Exercise requirements: Return the full set of records, matching them character for character.

Stored dataset items:
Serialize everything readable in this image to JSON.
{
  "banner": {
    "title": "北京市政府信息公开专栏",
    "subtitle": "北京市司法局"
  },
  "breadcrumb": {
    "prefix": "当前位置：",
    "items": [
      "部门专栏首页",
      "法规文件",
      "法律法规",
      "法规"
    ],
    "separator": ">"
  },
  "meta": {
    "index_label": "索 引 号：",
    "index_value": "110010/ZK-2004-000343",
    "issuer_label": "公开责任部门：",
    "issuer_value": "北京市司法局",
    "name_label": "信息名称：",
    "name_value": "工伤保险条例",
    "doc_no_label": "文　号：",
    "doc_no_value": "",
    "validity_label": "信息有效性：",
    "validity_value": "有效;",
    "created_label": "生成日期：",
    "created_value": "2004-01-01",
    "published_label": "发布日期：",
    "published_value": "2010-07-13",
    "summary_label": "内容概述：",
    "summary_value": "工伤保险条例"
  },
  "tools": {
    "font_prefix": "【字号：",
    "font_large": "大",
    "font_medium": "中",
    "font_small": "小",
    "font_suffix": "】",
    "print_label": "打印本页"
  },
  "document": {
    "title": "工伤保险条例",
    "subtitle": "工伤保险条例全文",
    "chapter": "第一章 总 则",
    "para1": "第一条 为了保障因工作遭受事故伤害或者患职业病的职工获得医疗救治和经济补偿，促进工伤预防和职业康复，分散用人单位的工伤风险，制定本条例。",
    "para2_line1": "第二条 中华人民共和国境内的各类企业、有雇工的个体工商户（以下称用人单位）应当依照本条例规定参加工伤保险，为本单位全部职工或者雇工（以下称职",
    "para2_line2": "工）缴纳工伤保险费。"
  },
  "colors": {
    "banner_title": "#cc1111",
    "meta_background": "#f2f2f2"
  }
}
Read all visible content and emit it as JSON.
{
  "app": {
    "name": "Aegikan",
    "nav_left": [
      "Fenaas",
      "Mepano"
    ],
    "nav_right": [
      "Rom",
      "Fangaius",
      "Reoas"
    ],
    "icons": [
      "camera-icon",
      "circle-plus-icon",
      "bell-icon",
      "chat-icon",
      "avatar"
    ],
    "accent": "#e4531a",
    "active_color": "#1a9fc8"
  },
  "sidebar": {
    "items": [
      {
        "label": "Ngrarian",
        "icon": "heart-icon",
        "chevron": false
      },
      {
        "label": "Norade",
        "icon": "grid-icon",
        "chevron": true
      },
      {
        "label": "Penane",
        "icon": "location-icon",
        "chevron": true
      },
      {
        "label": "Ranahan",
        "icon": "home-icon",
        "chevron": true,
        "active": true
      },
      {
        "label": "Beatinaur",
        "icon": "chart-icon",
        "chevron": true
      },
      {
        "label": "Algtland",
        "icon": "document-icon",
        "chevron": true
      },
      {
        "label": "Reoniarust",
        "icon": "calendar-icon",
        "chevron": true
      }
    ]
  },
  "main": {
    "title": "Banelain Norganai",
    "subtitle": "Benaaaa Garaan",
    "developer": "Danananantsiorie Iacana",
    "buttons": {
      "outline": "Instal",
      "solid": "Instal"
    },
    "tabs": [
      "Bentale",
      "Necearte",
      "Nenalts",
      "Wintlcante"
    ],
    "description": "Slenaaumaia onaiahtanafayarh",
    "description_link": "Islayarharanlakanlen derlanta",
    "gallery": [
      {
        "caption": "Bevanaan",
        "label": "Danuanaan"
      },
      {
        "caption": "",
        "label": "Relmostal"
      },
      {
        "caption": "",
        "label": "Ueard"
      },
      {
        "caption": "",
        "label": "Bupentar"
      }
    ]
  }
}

Solution to this task:
Serialize everything readable in this image to JSON.
{
  "banner": {
    "title": "北京市政府信息公开专栏",
    "subtitle": "北京市司法局"
  },
  "breadcrumb": {
    "prefix": "当前位置：",
    "items": [
      "部门专栏首页",
      "法规文件",
      "法律法规",
      "法规"
    ],
    "separator": ">"
  },
  "meta": {
    "index_label": "索 引 号：",
    "index_value": "110010/ZK-2004-000343",
    "issuer_label": "公开责任部门：",
    "issuer_value": "北京市司法局",
    "name_label": "信息名称：",
    "name_value": "工伤保险条例",
    "doc_no_label": "文　号：",
    "doc_no_value": "",
    "validity_label": "信息有效性：",
    "validity_value": "有效;",
    "created_label": "生成日期：",
    "created_value": "2004-01-01",
    "published_label": "发布日期：",
    "published_value": "2010-07-13",
    "summary_label": "内容概述：",
    "summary_value": "工伤保险条例"
  },
  "tools": {
    "font_prefix": "【字号：",
    "font_large": "大",
    "font_medium": "中",
    "font_small": "小",
    "font_suffix": "】",
    "print_label": "打印本页"
  },
  "document": {
    "title": "工伤保险条例",
    "subtitle": "工伤保险条例全文",
    "chapter": "第一章 总 则",
    "para1": "第一条 为了保障因工作遭受事故伤害或者患职业病的职工获得医疗救治和经济补偿，促进工伤预防和职业康复，分散用人单位的工伤风险，制定本条例。",
    "para2_line1": "第二条 中华人民共和国境内的各类企业、有雇工的个体工商户（以下称用人单位）应当依照本条例规定参加工伤保险，为本单位全部职工或者雇工（以下称职",
    "para2_line2": "工）缴纳工伤保险费。"
  },
  "colors": {
    "banner_title": "#cc1111",
    "meta_background": "#f2f2f2"
  }
}
Read all visible content and emit it as JSON.
{
  "app": {
    "name": "Aegikan",
    "nav_left": [
      "Fenaas",
      "Mepano"
    ],
    "nav_right": [
      "Rom",
      "Fangaius",
      "Reoas"
    ],
    "icons": [
      "camera-icon",
      "circle-plus-icon",
      "bell-icon",
      "chat-icon",
      "avatar"
    ],
    "accent": "#e4531a",
    "active_color": "#1a9fc8"
  },
  "sidebar": {
    "items": [
      {
        "label": "Ngrarian",
        "icon": "heart-icon",
        "chevron": false
      },
      {
        "label": "Norade",
        "icon": "grid-icon",
        "chevron": true
      },
      {
        "label": "Penane",
        "icon": "location-icon",
        "chevron": true
      },
      {
        "label": "Ranahan",
        "icon": "home-icon",
        "chevron": true,
        "active": true
      },
      {
        "label": "Beatinaur",
        "icon": "chart-icon",
        "chevron": true
      },
      {
        "label": "Algtland",
        "icon": "document-icon",
        "chevron": true
      },
      {
        "label": "Reoniarust",
        "icon": "calendar-icon",
        "chevron": true
      }
    ]
  },
  "main": {
    "title": "Banelain Norganai",
    "subtitle": "Benaaaa Garaan",
    "developer": "Danananantsiorie Iacana",
    "buttons": {
      "outline": "Instal",
      "solid": "Instal"
    },
    "tabs": [
      "Bentale",
      "Necearte",
      "Nenalts",
      "Wintlcante"
    ],
    "description": "Slenaaumaia onaiahtanafayarh",
    "description_link": "Islayarharanlakanlen derlanta",
    "gallery": [
      {
        "caption": "Bevanaan",
        "label": "Danuanaan"
      },
      {
        "caption": "",
        "label": "Relmostal"
      },
      {
        "caption": "",
        "label": "Ueard"
      },
      {
        "caption": "",
        "label": "Bupentar"
      }
    ]
  }
}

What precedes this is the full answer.